Action item: Within the data below, state how many lines contain the string "kind". Provide the number only.

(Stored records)
Segment Open

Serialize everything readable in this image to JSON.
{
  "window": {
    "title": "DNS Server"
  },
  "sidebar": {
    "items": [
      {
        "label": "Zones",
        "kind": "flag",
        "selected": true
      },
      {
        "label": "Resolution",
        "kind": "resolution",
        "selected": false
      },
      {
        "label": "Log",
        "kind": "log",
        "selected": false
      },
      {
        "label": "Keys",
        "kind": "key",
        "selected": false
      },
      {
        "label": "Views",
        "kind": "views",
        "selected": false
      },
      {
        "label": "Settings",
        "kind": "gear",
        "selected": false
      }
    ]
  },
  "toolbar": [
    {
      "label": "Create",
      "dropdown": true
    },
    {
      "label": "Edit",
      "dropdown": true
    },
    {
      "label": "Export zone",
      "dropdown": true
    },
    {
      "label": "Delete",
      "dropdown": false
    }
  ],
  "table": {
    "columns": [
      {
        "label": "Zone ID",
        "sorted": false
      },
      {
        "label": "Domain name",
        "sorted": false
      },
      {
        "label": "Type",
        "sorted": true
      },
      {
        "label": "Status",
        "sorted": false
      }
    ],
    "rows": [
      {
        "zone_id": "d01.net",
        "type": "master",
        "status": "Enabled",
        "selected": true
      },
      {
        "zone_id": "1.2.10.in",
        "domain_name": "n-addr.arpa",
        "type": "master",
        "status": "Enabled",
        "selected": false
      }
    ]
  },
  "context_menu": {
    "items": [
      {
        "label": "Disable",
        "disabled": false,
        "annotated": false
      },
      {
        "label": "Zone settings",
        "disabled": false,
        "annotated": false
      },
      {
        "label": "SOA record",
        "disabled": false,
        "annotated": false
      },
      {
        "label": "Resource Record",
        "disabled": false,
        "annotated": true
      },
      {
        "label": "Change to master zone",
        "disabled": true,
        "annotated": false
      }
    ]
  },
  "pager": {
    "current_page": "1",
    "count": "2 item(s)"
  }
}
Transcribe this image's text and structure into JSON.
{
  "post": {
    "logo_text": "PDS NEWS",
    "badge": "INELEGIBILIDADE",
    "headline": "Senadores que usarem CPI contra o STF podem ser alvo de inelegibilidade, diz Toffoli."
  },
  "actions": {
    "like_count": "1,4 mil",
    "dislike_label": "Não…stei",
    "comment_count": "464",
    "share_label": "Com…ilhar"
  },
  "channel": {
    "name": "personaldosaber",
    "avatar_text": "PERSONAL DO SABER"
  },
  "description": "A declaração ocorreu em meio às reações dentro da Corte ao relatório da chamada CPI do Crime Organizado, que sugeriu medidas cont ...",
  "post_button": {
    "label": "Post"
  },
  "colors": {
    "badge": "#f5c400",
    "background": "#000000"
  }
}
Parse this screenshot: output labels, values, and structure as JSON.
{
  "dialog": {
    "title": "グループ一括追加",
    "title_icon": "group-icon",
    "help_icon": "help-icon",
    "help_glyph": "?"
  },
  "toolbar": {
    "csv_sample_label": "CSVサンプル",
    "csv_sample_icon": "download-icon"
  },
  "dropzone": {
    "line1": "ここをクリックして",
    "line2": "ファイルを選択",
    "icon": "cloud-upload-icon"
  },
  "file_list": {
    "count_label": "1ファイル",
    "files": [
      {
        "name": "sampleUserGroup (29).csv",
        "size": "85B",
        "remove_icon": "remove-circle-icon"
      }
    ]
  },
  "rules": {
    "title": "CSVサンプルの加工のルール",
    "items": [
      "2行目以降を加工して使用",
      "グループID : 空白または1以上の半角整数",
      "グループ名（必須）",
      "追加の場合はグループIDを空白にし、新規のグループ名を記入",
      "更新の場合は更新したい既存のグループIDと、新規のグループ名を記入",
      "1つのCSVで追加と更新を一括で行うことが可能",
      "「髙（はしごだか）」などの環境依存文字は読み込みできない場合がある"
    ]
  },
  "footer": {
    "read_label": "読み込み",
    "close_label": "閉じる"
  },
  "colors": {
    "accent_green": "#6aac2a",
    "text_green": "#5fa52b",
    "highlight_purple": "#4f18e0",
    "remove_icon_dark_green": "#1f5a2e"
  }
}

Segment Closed

Answer area: 6